YOUR OBJECTIVE: What lines of the data hold the string "案件登録"? Copy them all.
++++++++++
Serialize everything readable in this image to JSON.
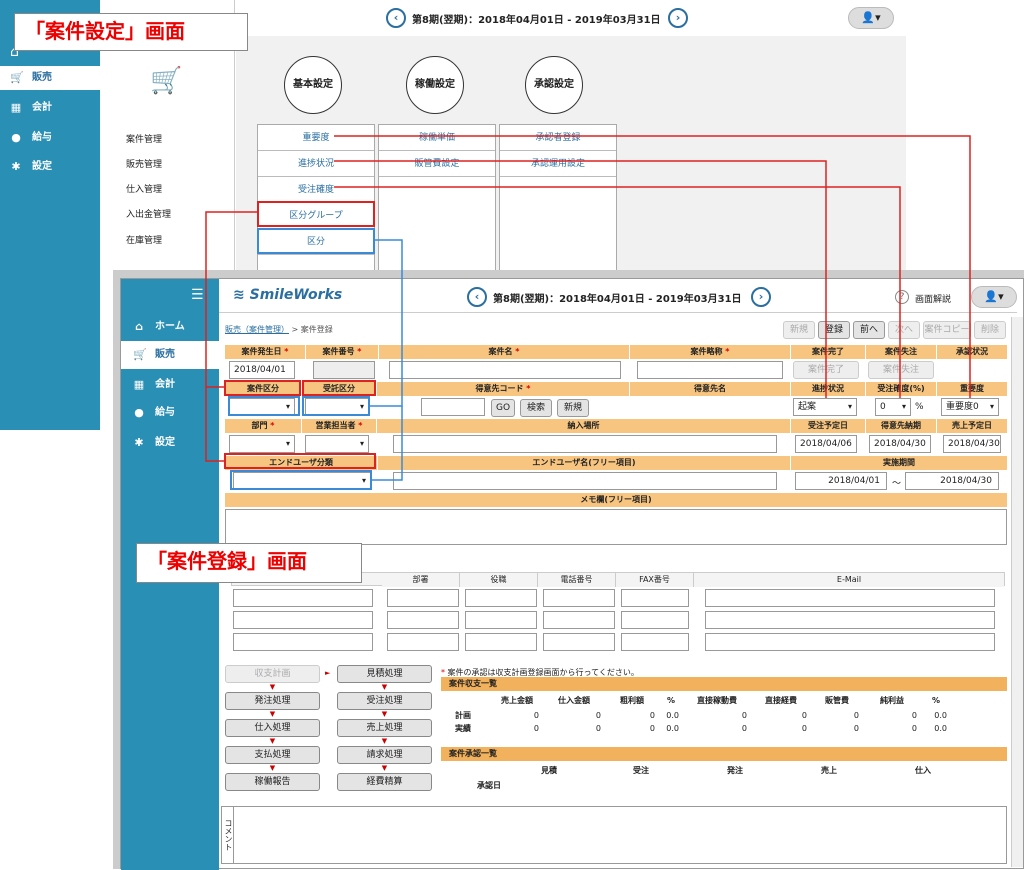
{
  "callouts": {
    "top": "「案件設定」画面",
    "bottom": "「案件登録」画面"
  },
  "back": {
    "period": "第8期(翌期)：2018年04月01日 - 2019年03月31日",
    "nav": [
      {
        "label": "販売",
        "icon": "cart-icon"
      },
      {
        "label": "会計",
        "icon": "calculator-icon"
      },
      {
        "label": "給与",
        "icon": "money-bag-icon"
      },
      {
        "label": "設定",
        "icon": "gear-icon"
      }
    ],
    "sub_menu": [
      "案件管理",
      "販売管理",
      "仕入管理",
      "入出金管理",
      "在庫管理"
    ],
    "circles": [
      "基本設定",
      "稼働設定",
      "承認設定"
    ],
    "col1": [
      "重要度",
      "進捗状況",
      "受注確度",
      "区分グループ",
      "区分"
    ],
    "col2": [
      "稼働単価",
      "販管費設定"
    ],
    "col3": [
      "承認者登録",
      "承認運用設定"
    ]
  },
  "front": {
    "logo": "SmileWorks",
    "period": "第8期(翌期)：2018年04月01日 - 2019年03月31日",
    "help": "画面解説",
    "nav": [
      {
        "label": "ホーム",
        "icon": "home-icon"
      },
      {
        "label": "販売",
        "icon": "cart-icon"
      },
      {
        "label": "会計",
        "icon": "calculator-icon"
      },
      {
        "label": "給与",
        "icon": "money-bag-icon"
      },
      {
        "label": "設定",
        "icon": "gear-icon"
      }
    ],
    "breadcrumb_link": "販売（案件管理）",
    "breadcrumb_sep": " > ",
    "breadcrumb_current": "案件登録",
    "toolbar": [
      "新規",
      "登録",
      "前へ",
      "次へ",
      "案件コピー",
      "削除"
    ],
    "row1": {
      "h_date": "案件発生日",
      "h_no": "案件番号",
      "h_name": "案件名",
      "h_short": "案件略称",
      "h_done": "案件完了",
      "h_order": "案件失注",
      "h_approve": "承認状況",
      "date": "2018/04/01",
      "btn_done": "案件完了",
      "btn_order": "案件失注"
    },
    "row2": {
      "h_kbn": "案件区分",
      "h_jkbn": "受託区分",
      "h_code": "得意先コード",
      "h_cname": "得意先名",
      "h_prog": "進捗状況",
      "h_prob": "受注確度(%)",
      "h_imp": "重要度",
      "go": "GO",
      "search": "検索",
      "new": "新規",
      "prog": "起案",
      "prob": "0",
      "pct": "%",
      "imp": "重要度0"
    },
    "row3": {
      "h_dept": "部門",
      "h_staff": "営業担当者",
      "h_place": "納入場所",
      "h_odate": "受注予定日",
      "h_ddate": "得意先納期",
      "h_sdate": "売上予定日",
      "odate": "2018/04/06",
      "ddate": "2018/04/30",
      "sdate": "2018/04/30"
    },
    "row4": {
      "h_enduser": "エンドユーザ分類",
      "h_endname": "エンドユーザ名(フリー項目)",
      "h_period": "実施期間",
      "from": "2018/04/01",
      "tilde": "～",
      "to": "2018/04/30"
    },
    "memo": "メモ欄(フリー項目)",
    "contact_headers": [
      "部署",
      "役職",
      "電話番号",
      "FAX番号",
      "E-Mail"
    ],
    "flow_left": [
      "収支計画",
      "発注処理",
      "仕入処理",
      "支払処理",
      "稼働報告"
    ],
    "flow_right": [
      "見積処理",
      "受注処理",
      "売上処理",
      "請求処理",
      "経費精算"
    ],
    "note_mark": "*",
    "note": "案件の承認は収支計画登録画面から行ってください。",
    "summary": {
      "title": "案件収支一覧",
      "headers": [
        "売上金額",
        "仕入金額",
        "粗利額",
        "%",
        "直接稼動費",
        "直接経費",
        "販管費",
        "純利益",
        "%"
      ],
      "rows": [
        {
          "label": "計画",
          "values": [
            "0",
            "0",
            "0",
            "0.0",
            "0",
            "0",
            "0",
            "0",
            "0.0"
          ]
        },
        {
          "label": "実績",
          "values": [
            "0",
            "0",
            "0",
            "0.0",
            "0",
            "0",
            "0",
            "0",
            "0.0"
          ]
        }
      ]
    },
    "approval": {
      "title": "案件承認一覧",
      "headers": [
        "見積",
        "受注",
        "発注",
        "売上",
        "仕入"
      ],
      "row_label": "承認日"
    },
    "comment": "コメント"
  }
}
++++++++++
COMPLETED TASK:
    "bottom": "「案件登録」画面"
    "breadcrumb_current": "案件登録",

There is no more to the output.